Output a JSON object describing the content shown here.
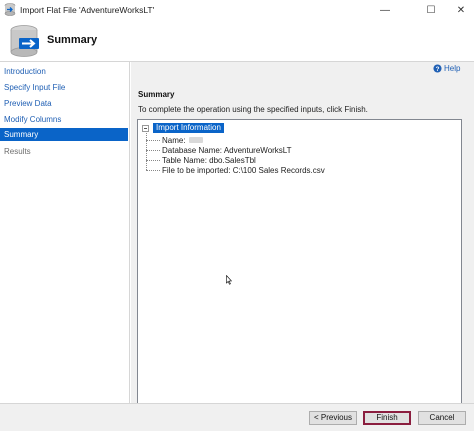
{
  "window": {
    "title": "Import Flat File 'AdventureWorksLT'",
    "minimize_glyph": "—",
    "maximize_glyph": "☐",
    "close_glyph": "✕"
  },
  "header": {
    "title": "Summary",
    "icon": "database-import-icon"
  },
  "sidebar": {
    "items": [
      {
        "label": "Introduction",
        "state": "link"
      },
      {
        "label": "Specify Input File",
        "state": "link"
      },
      {
        "label": "Preview Data",
        "state": "link"
      },
      {
        "label": "Modify Columns",
        "state": "link"
      },
      {
        "label": "Summary",
        "state": "active"
      },
      {
        "label": "Results",
        "state": "disabled"
      }
    ]
  },
  "content": {
    "help_label": "Help",
    "section_title": "Summary",
    "instructions": "To complete the operation using the specified inputs, click Finish.",
    "tree": {
      "root_label": "Import Information",
      "children": [
        {
          "label": "Name:"
        },
        {
          "label": "Database Name: AdventureWorksLT"
        },
        {
          "label": "Table Name: dbo.SalesTbl"
        },
        {
          "label": "File to be imported: C:\\100 Sales Records.csv"
        }
      ]
    }
  },
  "footer": {
    "previous_label": "< Previous",
    "finish_label": "Finish",
    "cancel_label": "Cancel"
  },
  "colors": {
    "accent": "#0a64c8",
    "link": "#1f5fb4",
    "finish_border": "#8b1e3f"
  }
}
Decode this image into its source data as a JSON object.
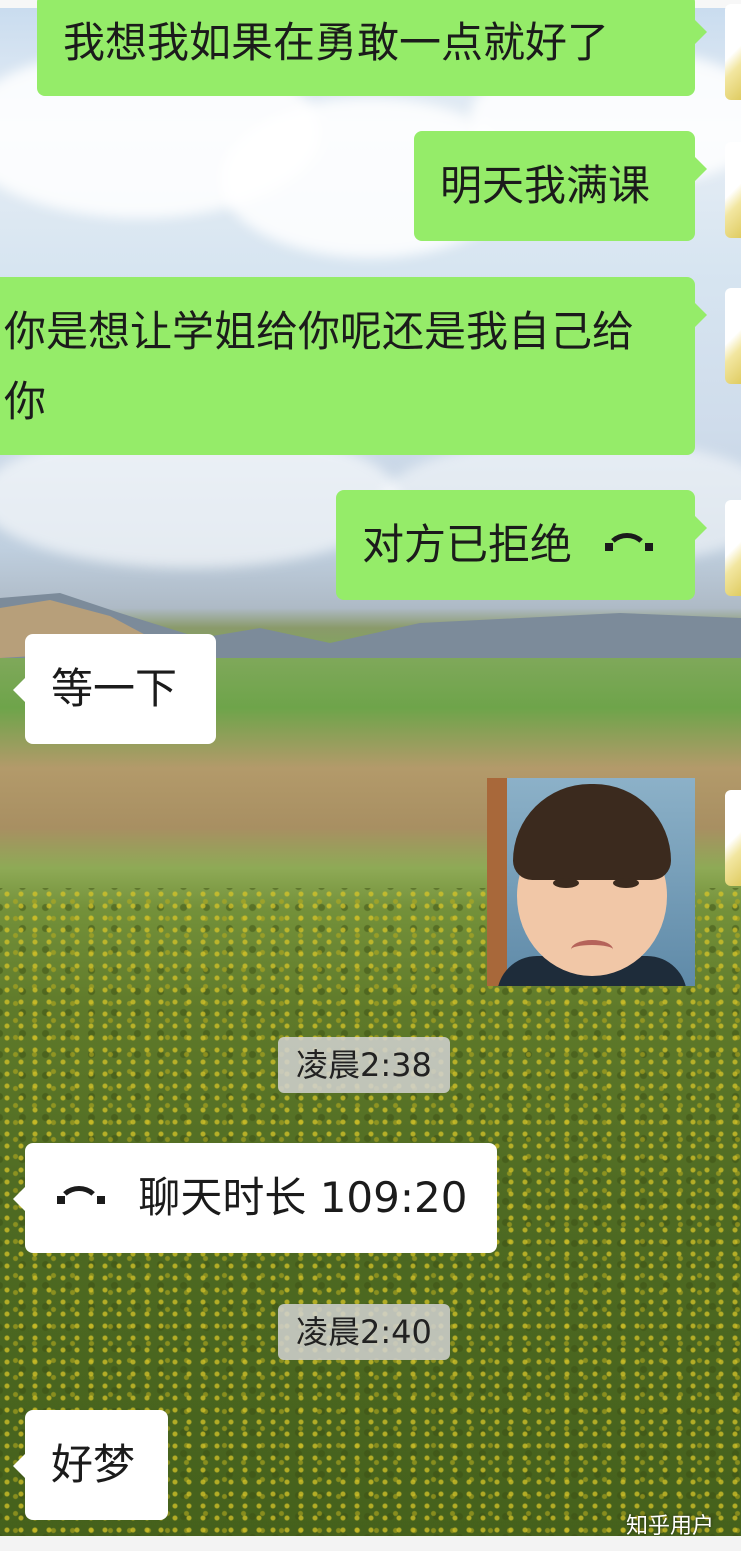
{
  "messages": [
    {
      "side": "out",
      "text": "我想我如果在勇敢一点就好了"
    },
    {
      "side": "out",
      "text": "明天我满课"
    },
    {
      "side": "out",
      "text": "你是想让学姐给你呢还是我自己给你"
    },
    {
      "side": "out",
      "text": "对方已拒绝",
      "icon": "phone-hangup-icon"
    },
    {
      "side": "in",
      "text": "等一下"
    },
    {
      "side": "out",
      "sticker": "crying-baby-sticker"
    },
    {
      "timestamp": "凌晨2:38"
    },
    {
      "side": "in",
      "text": "聊天时长 109:20",
      "icon": "phone-hangup-icon"
    },
    {
      "timestamp": "凌晨2:40"
    },
    {
      "side": "in",
      "text": "好梦"
    }
  ],
  "watermark": "知乎用户",
  "colors": {
    "outgoing": "#95ec69",
    "incoming": "#ffffff"
  }
}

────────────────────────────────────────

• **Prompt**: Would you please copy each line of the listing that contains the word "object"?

• **Response to this task**:
Output a JSON object describing the content shown here.
Decode this image into its source data as a JSON object.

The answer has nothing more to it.